I am a biologist with emphasis on ecology and sustainable development from the Universidad Latina de Costa Rica, MSc in Management and conservation of tropical forests and biodiversity of the Tropical Agriculture Research and Education Centre - CATIE, and doctoral student in the Biomedical Sciences Program of the Institute of Ecology of the Universidad Nacional Autónoma de Mexico. My work has been related to the research and conservation planning of tropical vertebrates and ecosystems, and ecology, management and conservation of mammals (especially carnivores). I am currently scientific director for ProCAT Colombia and The Sierra to Sea Institute and serve as Co-Chair of the IUCN/SSC Small Carnivore Specialist Group and Vice-president of the Colombian Mammalogical Society. I have published over 50 articles in national and international journals, indexed and peer reviewed, over 25 book chapters and 7 books, and numerous media articles. I am also currently Director / Editor-in-chief of the Latin American Journal of Conservation and Mammalogy Notes, Aluna Newsletter Editor and member of the editorial board of Small Carnivore Conservation, Revista de Biodiversidad Neotropical and Revista Mexicana de Mastozoología. I have also reviewed for numerous scientific journals and also peer reviewer for the Conservation Leadership Program and the Administrative Department of Science, Technology and Innovation in Colombia, the Universidad Teconológica del Chocó and FONCYT Argentina. Currently, I am part of the Crocodile Specialist Group and the Cat Specialist Group of the IUCN Species Survival Commission, and the World Commission on Protected Areas. Member of several scientific societies such as the American Society of Mammalogists, Society for Conservation Biology, the Colombian Society of Primatology, the Mesoamerican Society for Biology and Conservation, the Colombian Association of Zoology, Biologists College of Costa Rica, and the IUCN WCPA / SSC Biodiversity and Protected Areas Task Force and also serve as Regional Representative for Costa Rica and Colombia for the Wild Felid Research and Management Association.
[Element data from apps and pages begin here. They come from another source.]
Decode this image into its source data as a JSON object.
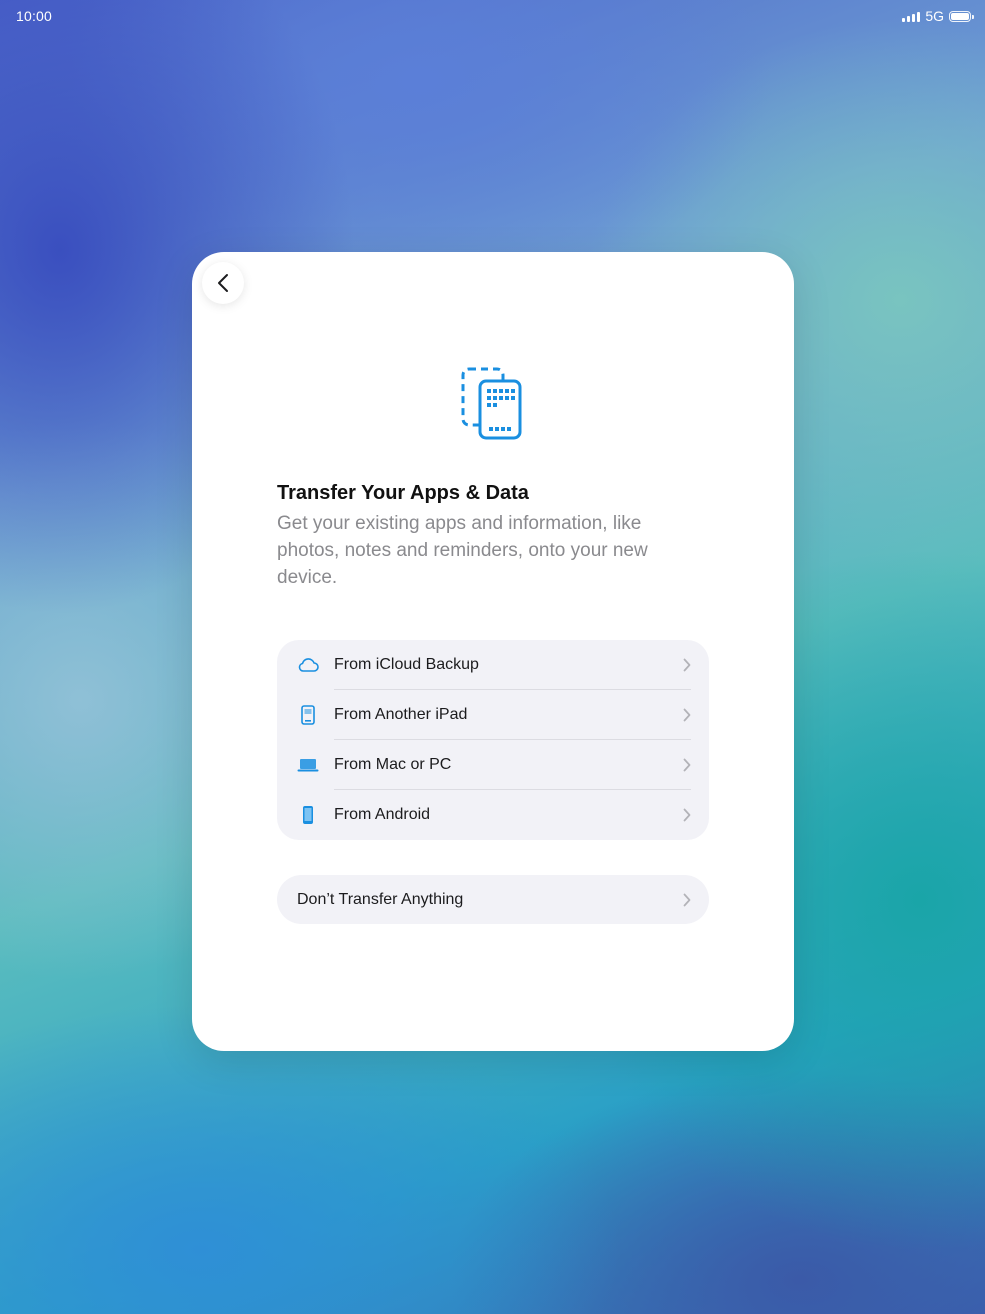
{
  "status_bar": {
    "time": "10:00",
    "network": "5G"
  },
  "colors": {
    "accent": "#1a8fe0",
    "chevron": "#b3b3b8"
  },
  "card": {
    "back_icon": "chevron-left-icon",
    "hero_icon": "transfer-devices-icon",
    "title": "Transfer Your Apps & Data",
    "subtitle": "Get your existing apps and information, like photos, notes and reminders, onto your new device.",
    "options": [
      {
        "label": "From iCloud Backup",
        "icon": "cloud-icon"
      },
      {
        "label": "From Another iPad",
        "icon": "ipad-icon"
      },
      {
        "label": "From Mac or PC",
        "icon": "laptop-icon"
      },
      {
        "label": "From Android",
        "icon": "phone-icon"
      }
    ],
    "skip_label": "Don’t Transfer Anything"
  }
}
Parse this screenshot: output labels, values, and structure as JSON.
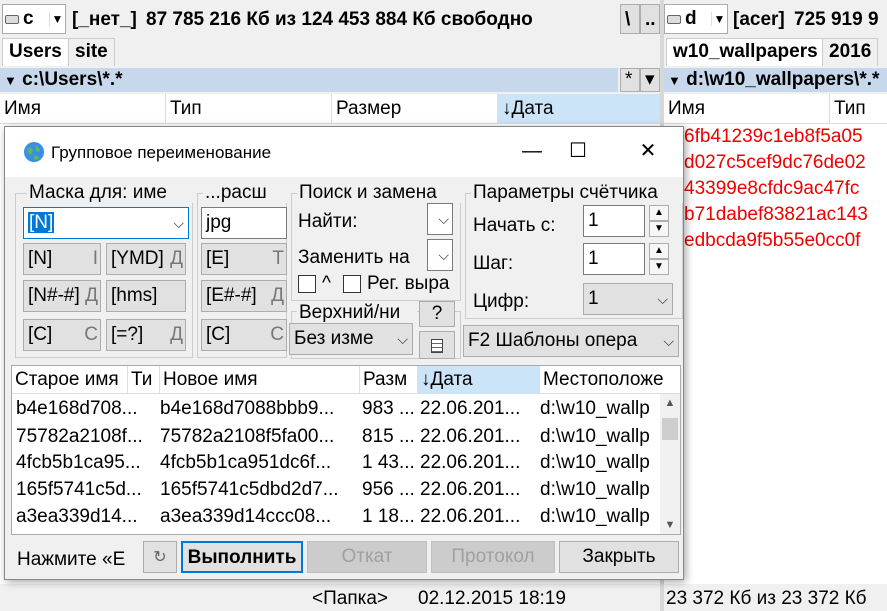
{
  "left_panel": {
    "drive": "c",
    "volume_label": "[_нет_]",
    "free_space": "87 785 216 Кб из 124 453 884 Кб свободно",
    "root_btn": "\\",
    "parent_btn": "..",
    "tabs": [
      "Users",
      "site"
    ],
    "path": "c:\\Users\\*.*",
    "path_btn": "*",
    "history_btn": "▾",
    "columns": [
      "Имя",
      "Тип",
      "Размер",
      "↓Дата"
    ],
    "status_item": "<Папка>",
    "status_date": "02.12.2015 18:19"
  },
  "right_panel": {
    "drive": "d",
    "volume_label": "[acer]",
    "free_space": "725 919 9",
    "tabs": [
      "w10_wallpapers",
      "2016"
    ],
    "path": "d:\\w10_wallpapers\\*.*",
    "columns": [
      "Имя",
      "Тип"
    ],
    "files": [
      "6fb41239c1eb8f5a05",
      "d027c5cef9dc76de02",
      "43399e8cfdc9ac47fc",
      "b71dabef83821ac143",
      "edbcda9f5b55e0cc0f"
    ],
    "status": "23 372 Кб из 23 372 Кб"
  },
  "dialog": {
    "title": "Групповое переименование",
    "window_buttons": {
      "minimize": "—",
      "maximize": "☐",
      "close": "✕"
    },
    "mask_group": {
      "label": "Маска для: име",
      "value": "[N]",
      "buttons": [
        "[N]",
        "[YMD]",
        "[N#-#]",
        "[hms]",
        "[C]",
        "[=?]"
      ],
      "button_suffixes": [
        "I",
        "Д",
        "Д",
        "",
        "С",
        "Д"
      ]
    },
    "ext_group": {
      "label": "...расш",
      "value": "jpg",
      "buttons": [
        "[E]",
        "[E#-#]",
        "[C]"
      ],
      "button_suffixes": [
        "Т",
        "Д",
        "С"
      ]
    },
    "search_group": {
      "label": "Поиск и замена",
      "find_label": "Найти:",
      "replace_label": "Заменить на",
      "caret_label": "^",
      "regex_label": "Рег. выра"
    },
    "case_group": {
      "label": "Верхний/ни",
      "value": "Без изме",
      "help_btn": "?"
    },
    "counter_group": {
      "label": "Параметры счётчика",
      "start_label": "Начать с:",
      "start_value": "1",
      "step_label": "Шаг:",
      "step_value": "1",
      "digits_label": "Цифр:",
      "digits_value": "1",
      "templates_value": "F2 Шаблоны опера"
    },
    "list": {
      "columns": [
        "Старое имя",
        "Ти",
        "Новое имя",
        "Разм",
        "↓Дата",
        "Местоположе"
      ],
      "rows": [
        {
          "old": "b4e168d708...",
          "new": "b4e168d7088bbb9...",
          "size": "983 ...",
          "date": "22.06.201...",
          "loc": "d:\\w10_wallp"
        },
        {
          "old": "75782a2108f...",
          "new": "75782a2108f5fa00...",
          "size": "815 ...",
          "date": "22.06.201...",
          "loc": "d:\\w10_wallp"
        },
        {
          "old": "4fcb5b1ca95...",
          "new": "4fcb5b1ca951dc6f...",
          "size": "1 43...",
          "date": "22.06.201...",
          "loc": "d:\\w10_wallp"
        },
        {
          "old": "165f5741c5d...",
          "new": "165f5741c5dbd2d7...",
          "size": "956 ...",
          "date": "22.06.201...",
          "loc": "d:\\w10_wallp"
        },
        {
          "old": "a3ea339d14...",
          "new": "a3ea339d14ccc08...",
          "size": "1 18...",
          "date": "22.06.201...",
          "loc": "d:\\w10_wallp"
        }
      ]
    },
    "footer": {
      "hint": "Нажмите «E",
      "execute": "Выполнить",
      "undo": "Откат",
      "log": "Протокол",
      "close": "Закрыть"
    }
  },
  "colors": {
    "accent": "#0078d7",
    "path_bar": "#c8d8ec",
    "hash_red": "#e00000"
  }
}
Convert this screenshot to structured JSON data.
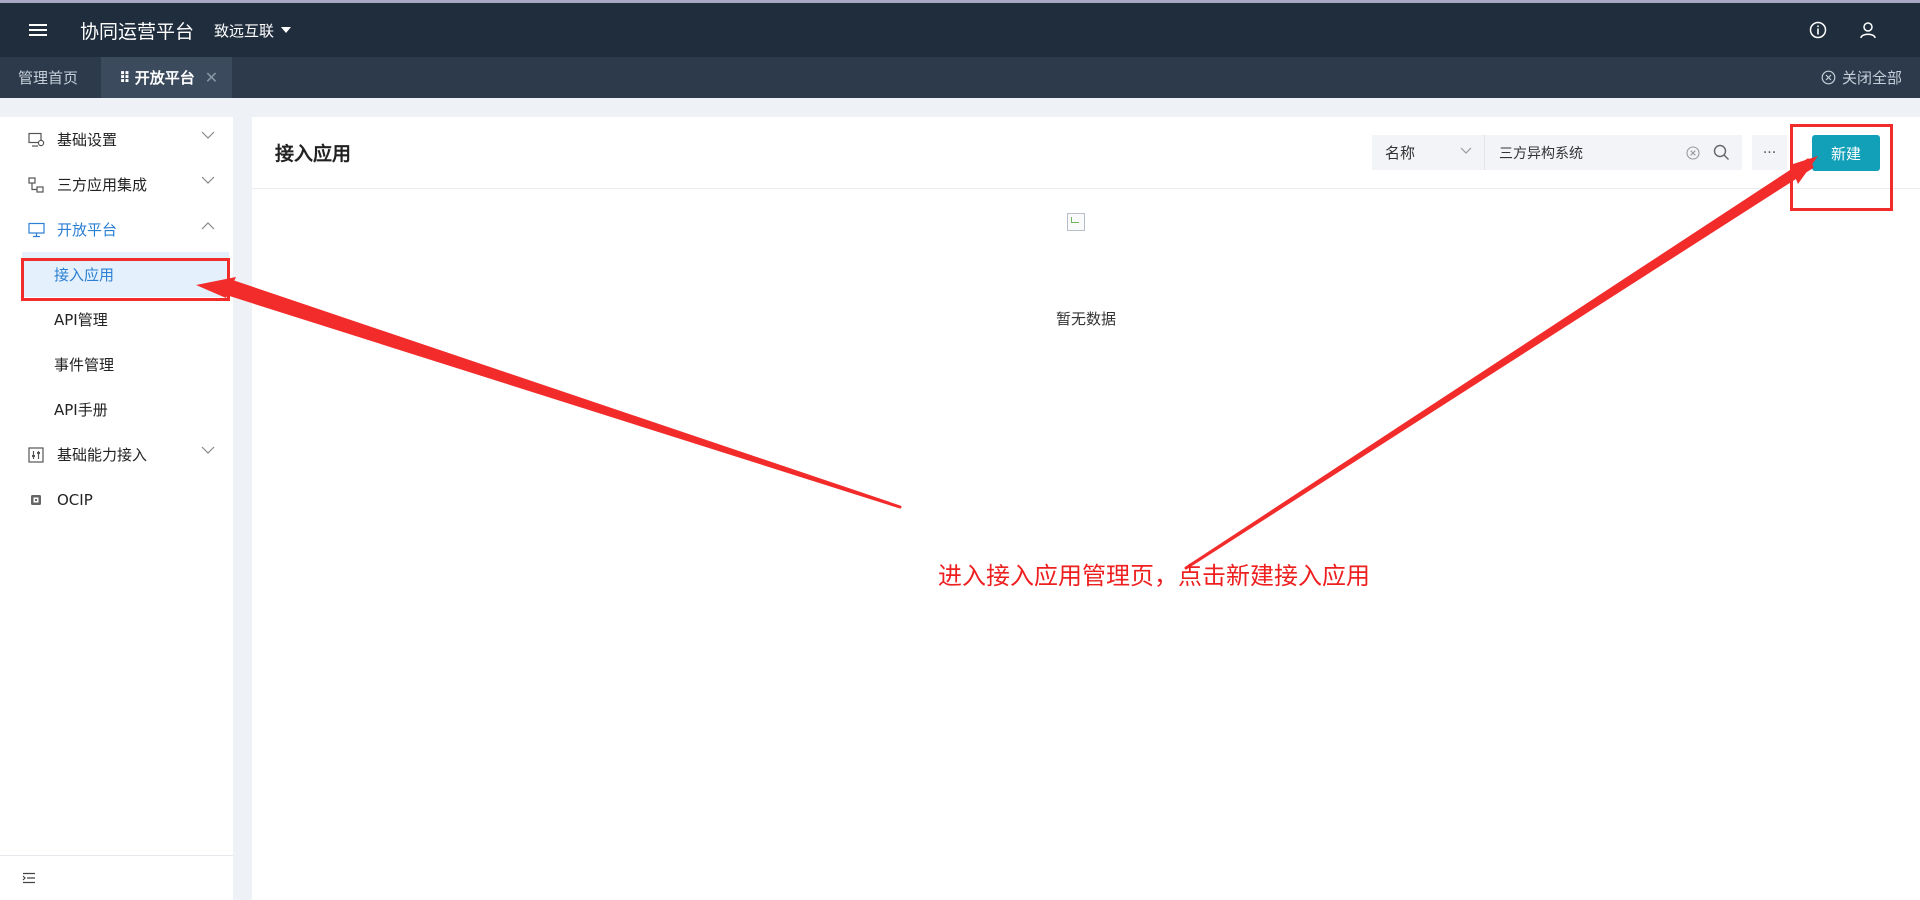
{
  "header": {
    "app_title": "协同运营平台",
    "org_name": "致远互联"
  },
  "tabs": [
    {
      "label": "管理首页",
      "active": false
    },
    {
      "label": "开放平台",
      "active": true
    }
  ],
  "tabbar": {
    "close_all": "关闭全部"
  },
  "sidebar": {
    "items": [
      {
        "label": "基础设置",
        "icon": "settings-monitor-icon",
        "expandable": true
      },
      {
        "label": "三方应用集成",
        "icon": "integration-icon",
        "expandable": true
      },
      {
        "label": "开放平台",
        "icon": "monitor-icon",
        "expandable": true,
        "open": true,
        "children": [
          {
            "label": "接入应用",
            "active": true
          },
          {
            "label": "API管理"
          },
          {
            "label": "事件管理"
          },
          {
            "label": "API手册"
          }
        ]
      },
      {
        "label": "基础能力接入",
        "icon": "sliders-icon",
        "expandable": true
      },
      {
        "label": "OCIP",
        "icon": "chip-icon",
        "expandable": false
      }
    ]
  },
  "main": {
    "title": "接入应用",
    "search": {
      "field": "名称",
      "value": "三方异构系统"
    },
    "more_label": "···",
    "new_button": "新建",
    "empty_text": "暂无数据"
  },
  "annotation": {
    "text": "进入接入应用管理页，点击新建接入应用",
    "color": "#ee1f1f"
  },
  "colors": {
    "topbar": "#1f2d3d",
    "tabbar": "#2c3a4c",
    "accent": "#2b7fd4",
    "primary_button": "#12a0b8"
  }
}
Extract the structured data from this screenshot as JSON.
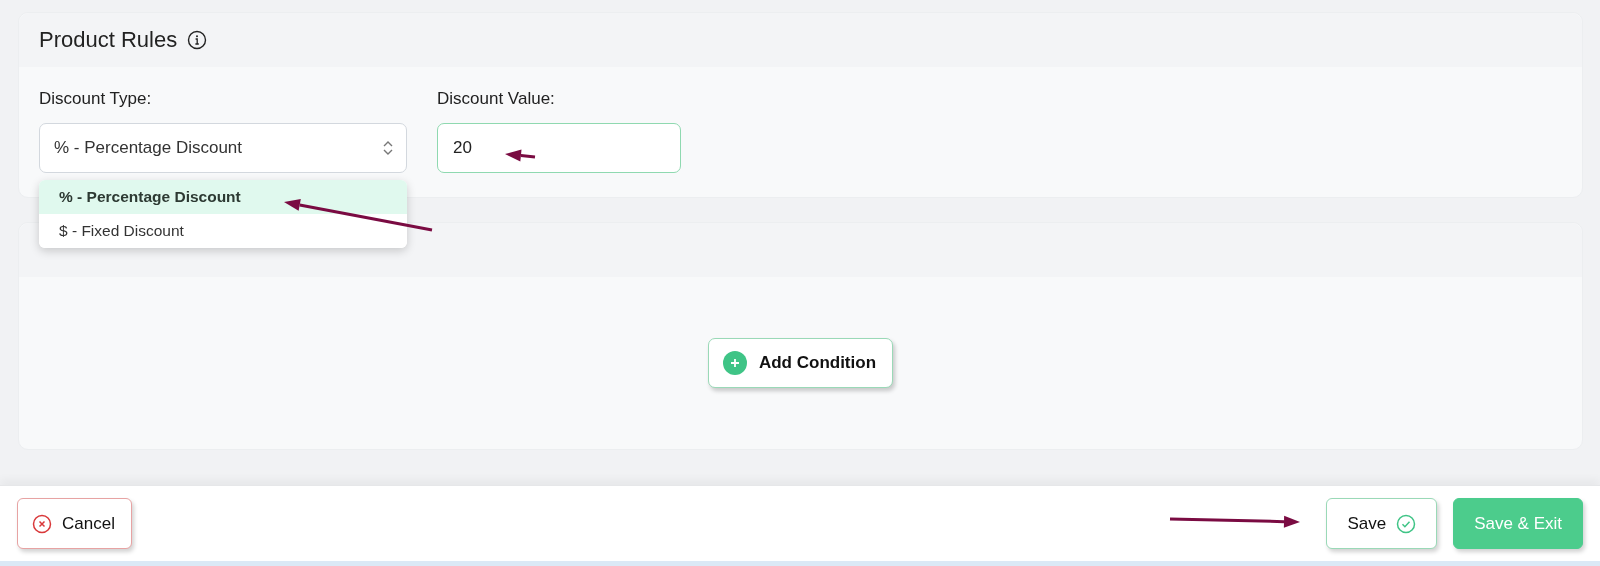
{
  "product_rules": {
    "title": "Product Rules",
    "discount_type": {
      "label": "Discount Type:",
      "value": "% - Percentage Discount",
      "expanded": true,
      "options": [
        {
          "label": "% - Percentage Discount",
          "selected": true
        },
        {
          "label": "$ - Fixed Discount",
          "selected": false
        }
      ]
    },
    "discount_value": {
      "label": "Discount Value:",
      "value": "20"
    }
  },
  "conditions": {
    "add_button": "Add Condition"
  },
  "footer": {
    "cancel": "Cancel",
    "save": "Save",
    "save_exit": "Save & Exit"
  }
}
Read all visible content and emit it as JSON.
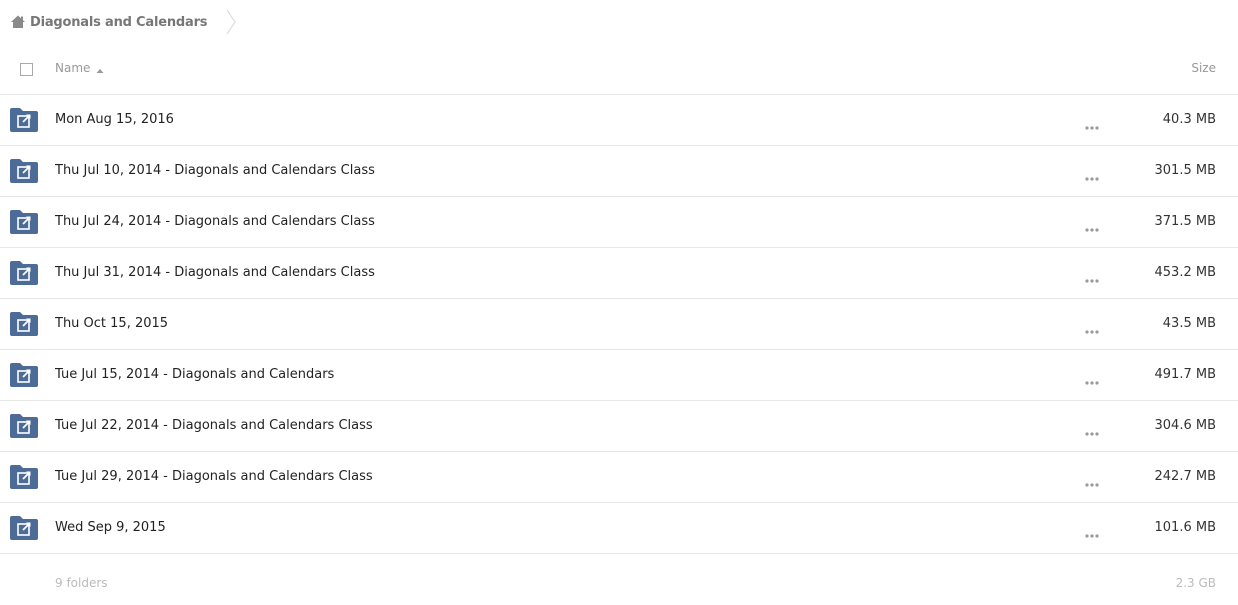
{
  "breadcrumb": {
    "icon": "home-icon",
    "label": "Diagonals and Calendars"
  },
  "header": {
    "name_label": "Name",
    "size_label": "Size",
    "sort_icon": "sort-ascending-icon"
  },
  "colors": {
    "folder": "#4c6b96",
    "muted_text": "#999999",
    "divider": "#e6e6e6"
  },
  "rows": [
    {
      "name": "Mon Aug 15, 2016",
      "size": "40.3 MB",
      "icon": "shared-folder-icon"
    },
    {
      "name": "Thu Jul 10, 2014 - Diagonals and Calendars Class",
      "size": "301.5 MB",
      "icon": "shared-folder-icon"
    },
    {
      "name": "Thu Jul 24, 2014 - Diagonals and Calendars Class",
      "size": "371.5 MB",
      "icon": "shared-folder-icon"
    },
    {
      "name": "Thu Jul 31, 2014 - Diagonals and Calendars Class",
      "size": "453.2 MB",
      "icon": "shared-folder-icon"
    },
    {
      "name": "Thu Oct 15, 2015",
      "size": "43.5 MB",
      "icon": "shared-folder-icon"
    },
    {
      "name": "Tue Jul 15, 2014 - Diagonals and Calendars",
      "size": "491.7 MB",
      "icon": "shared-folder-icon"
    },
    {
      "name": "Tue Jul 22, 2014 - Diagonals and Calendars Class",
      "size": "304.6 MB",
      "icon": "shared-folder-icon"
    },
    {
      "name": "Tue Jul 29, 2014 - Diagonals and Calendars Class",
      "size": "242.7 MB",
      "icon": "shared-folder-icon"
    },
    {
      "name": "Wed Sep 9, 2015",
      "size": "101.6 MB",
      "icon": "shared-folder-icon"
    }
  ],
  "summary": {
    "count": "9 folders",
    "total": "2.3 GB"
  }
}
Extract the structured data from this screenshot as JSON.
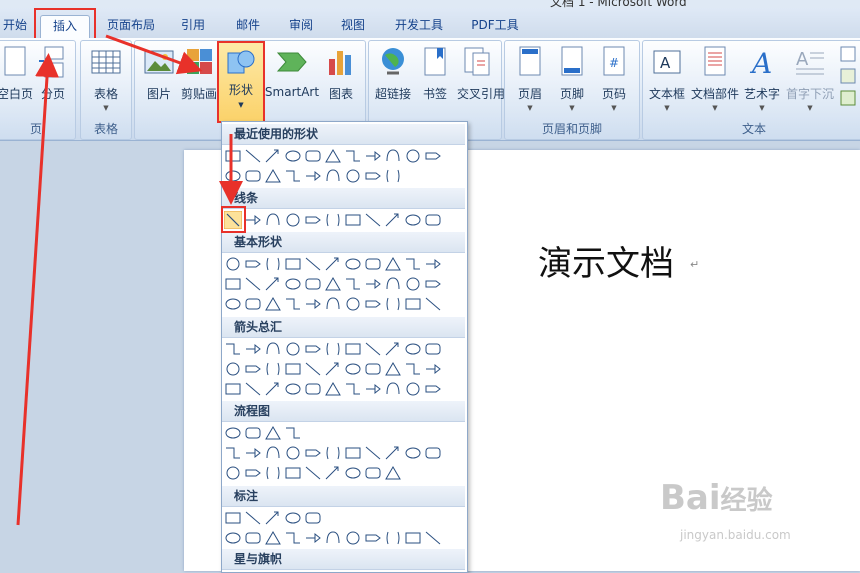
{
  "window": {
    "title": "文档 1 - Microsoft Word"
  },
  "tabs": [
    "开始",
    "插入",
    "页面布局",
    "引用",
    "邮件",
    "审阅",
    "视图",
    "开发工具",
    "PDF工具"
  ],
  "ribbon": {
    "groups": {
      "page": {
        "label": "页",
        "blank_page": "空白页",
        "page_break": "分页"
      },
      "table": {
        "label": "表格",
        "table": "表格"
      },
      "illustrations": {
        "picture": "图片",
        "clipart": "剪贴画",
        "shapes": "形状",
        "smartart": "SmartArt",
        "chart": "图表"
      },
      "links": {
        "hyperlink": "超链接",
        "bookmark": "书签",
        "cross_ref": "交叉引用"
      },
      "header_footer": {
        "label": "页眉和页脚",
        "header": "页眉",
        "footer": "页脚",
        "page_number": "页码"
      },
      "text": {
        "label": "文本",
        "textbox": "文本框",
        "doc_parts": "文档部件",
        "wordart": "艺术字",
        "dropcap": "首字下沉"
      }
    }
  },
  "gallery": {
    "sections": [
      "最近使用的形状",
      "线条",
      "基本形状",
      "箭头总汇",
      "流程图",
      "标注",
      "星与旗帜"
    ]
  },
  "document": {
    "text": "演示文档",
    "para_mark": "↵"
  },
  "watermark": {
    "brand": "Bai",
    "brand2": "经验",
    "url": "jingyan.baidu.com"
  },
  "colors": {
    "highlight": "#e8312a",
    "accent": "#15428b"
  }
}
Conservation corridors are among the best strategies for saving biodiversity and improving human well-being. Connecting biodiversity and human needs for sustainable and science-based decisions will likely improve the conditions of our planet.